::: Source material

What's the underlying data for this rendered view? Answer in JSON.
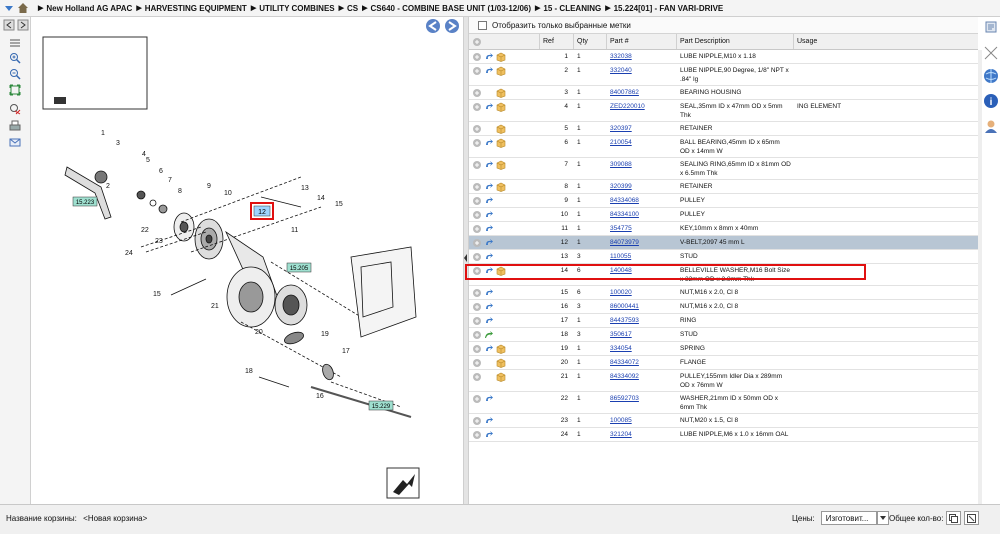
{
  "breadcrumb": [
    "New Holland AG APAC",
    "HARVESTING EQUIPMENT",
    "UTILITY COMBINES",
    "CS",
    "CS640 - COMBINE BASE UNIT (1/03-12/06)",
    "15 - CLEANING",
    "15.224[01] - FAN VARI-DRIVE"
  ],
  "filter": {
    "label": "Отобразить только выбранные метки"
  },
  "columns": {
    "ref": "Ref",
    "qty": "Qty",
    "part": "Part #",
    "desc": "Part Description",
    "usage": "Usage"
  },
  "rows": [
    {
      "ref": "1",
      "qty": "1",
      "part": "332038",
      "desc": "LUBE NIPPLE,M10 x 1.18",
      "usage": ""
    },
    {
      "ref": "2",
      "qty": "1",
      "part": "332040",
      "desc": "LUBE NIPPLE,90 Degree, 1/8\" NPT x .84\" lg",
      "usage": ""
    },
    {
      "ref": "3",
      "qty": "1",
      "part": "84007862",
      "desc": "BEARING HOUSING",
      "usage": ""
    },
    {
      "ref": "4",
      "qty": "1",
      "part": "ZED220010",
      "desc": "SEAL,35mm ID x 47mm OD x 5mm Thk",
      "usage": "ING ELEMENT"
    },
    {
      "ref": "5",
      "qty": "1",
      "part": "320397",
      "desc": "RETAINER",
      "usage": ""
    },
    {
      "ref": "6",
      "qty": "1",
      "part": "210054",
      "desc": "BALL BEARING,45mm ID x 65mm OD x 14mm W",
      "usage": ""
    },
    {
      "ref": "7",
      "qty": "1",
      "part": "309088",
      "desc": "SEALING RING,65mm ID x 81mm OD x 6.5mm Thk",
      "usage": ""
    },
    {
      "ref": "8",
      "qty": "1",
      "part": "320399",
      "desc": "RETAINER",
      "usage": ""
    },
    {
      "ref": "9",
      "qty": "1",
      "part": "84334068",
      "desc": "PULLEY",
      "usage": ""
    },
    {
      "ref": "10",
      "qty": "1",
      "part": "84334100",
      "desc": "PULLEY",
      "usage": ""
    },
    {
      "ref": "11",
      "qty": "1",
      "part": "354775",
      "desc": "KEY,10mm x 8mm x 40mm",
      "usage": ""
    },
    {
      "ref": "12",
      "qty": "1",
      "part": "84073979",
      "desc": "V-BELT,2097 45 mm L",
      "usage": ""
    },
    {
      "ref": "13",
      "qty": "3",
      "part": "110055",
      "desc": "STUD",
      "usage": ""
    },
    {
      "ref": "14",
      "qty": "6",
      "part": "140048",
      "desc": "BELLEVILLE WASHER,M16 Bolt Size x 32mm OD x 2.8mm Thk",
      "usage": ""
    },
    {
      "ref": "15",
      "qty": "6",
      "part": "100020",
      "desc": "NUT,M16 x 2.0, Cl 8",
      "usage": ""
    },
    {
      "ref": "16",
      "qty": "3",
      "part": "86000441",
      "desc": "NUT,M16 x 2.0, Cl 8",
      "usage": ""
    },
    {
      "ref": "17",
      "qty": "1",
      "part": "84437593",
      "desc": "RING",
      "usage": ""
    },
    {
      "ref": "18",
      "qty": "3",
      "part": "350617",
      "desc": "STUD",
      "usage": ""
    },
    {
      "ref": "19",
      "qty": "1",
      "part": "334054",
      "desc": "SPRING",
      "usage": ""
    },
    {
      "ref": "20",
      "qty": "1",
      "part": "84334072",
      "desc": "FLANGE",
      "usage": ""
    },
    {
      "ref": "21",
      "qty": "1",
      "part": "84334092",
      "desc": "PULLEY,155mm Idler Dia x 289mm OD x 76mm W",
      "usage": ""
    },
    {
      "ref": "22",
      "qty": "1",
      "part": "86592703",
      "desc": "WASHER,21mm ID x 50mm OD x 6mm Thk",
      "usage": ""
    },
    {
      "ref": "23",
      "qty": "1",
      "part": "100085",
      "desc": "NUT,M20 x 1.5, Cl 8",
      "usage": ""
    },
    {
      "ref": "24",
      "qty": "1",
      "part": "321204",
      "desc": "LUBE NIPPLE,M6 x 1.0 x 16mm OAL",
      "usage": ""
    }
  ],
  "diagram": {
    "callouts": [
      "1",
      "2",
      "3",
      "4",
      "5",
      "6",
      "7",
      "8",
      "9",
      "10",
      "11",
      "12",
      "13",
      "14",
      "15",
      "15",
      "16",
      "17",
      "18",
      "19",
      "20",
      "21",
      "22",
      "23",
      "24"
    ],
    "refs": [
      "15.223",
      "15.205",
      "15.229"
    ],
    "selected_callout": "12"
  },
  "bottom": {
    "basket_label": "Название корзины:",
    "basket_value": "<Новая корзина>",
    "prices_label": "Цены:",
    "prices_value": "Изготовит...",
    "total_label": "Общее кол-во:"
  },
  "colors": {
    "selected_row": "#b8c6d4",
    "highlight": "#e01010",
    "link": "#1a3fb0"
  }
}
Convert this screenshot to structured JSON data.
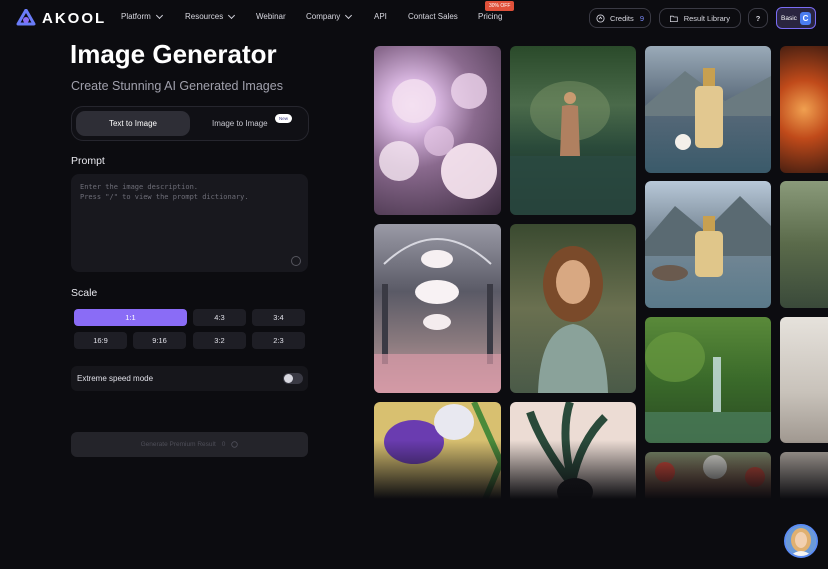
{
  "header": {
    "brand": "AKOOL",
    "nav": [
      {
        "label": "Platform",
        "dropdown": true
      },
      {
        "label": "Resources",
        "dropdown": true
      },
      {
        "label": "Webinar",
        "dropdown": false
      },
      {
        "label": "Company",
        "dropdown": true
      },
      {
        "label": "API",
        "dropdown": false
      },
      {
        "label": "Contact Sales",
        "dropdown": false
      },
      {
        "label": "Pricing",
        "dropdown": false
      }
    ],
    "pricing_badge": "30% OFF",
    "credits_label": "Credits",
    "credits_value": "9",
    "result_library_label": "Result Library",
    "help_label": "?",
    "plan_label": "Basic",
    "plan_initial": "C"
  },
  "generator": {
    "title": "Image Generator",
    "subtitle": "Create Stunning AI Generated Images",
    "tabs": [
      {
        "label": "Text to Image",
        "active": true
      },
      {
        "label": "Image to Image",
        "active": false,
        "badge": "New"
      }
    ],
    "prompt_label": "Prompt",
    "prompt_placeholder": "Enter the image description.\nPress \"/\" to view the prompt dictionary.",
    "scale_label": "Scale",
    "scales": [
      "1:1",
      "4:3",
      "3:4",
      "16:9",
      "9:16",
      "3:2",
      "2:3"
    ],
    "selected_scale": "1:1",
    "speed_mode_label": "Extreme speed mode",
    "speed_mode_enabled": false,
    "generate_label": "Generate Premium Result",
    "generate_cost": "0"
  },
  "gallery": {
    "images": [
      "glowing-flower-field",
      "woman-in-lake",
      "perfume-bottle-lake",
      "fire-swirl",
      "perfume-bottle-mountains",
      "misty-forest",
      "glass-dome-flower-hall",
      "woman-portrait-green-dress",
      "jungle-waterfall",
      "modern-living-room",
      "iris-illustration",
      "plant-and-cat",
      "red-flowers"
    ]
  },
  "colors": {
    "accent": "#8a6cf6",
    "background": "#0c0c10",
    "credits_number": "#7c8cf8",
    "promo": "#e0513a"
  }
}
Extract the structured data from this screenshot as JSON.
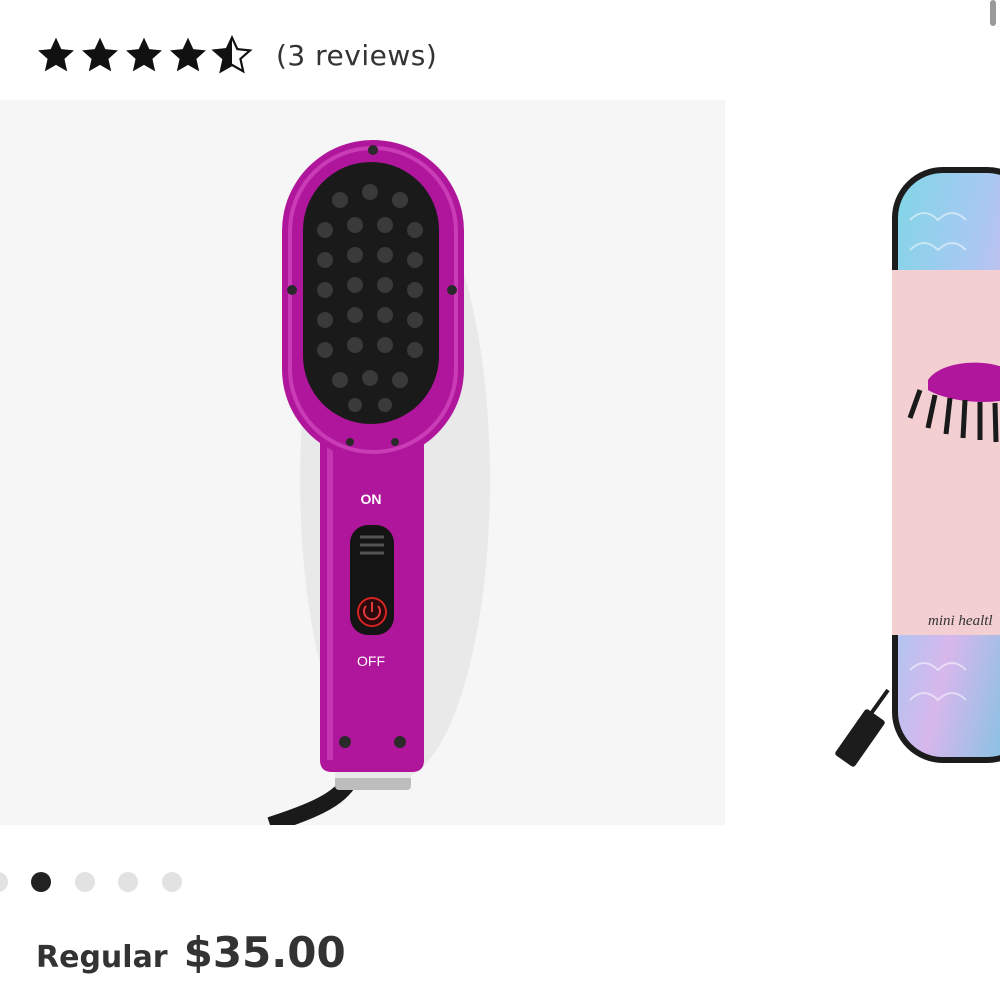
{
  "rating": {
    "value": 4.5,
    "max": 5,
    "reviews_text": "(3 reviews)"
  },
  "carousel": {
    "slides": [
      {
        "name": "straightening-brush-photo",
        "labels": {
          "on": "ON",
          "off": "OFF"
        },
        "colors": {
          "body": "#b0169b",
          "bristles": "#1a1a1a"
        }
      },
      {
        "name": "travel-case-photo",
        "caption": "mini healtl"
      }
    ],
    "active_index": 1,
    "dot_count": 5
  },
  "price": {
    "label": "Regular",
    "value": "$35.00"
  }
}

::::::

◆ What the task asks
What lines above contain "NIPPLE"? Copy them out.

◆ Answer for the task
      "desc": "LUBE NIPPLE,M10 x 1.18",
      "desc": "LUBE NIPPLE,90 Degree, 1/8\" NPT x .84\" lg",
      "desc": "LUBE NIPPLE,M6 x 1.0 x 16mm OAL",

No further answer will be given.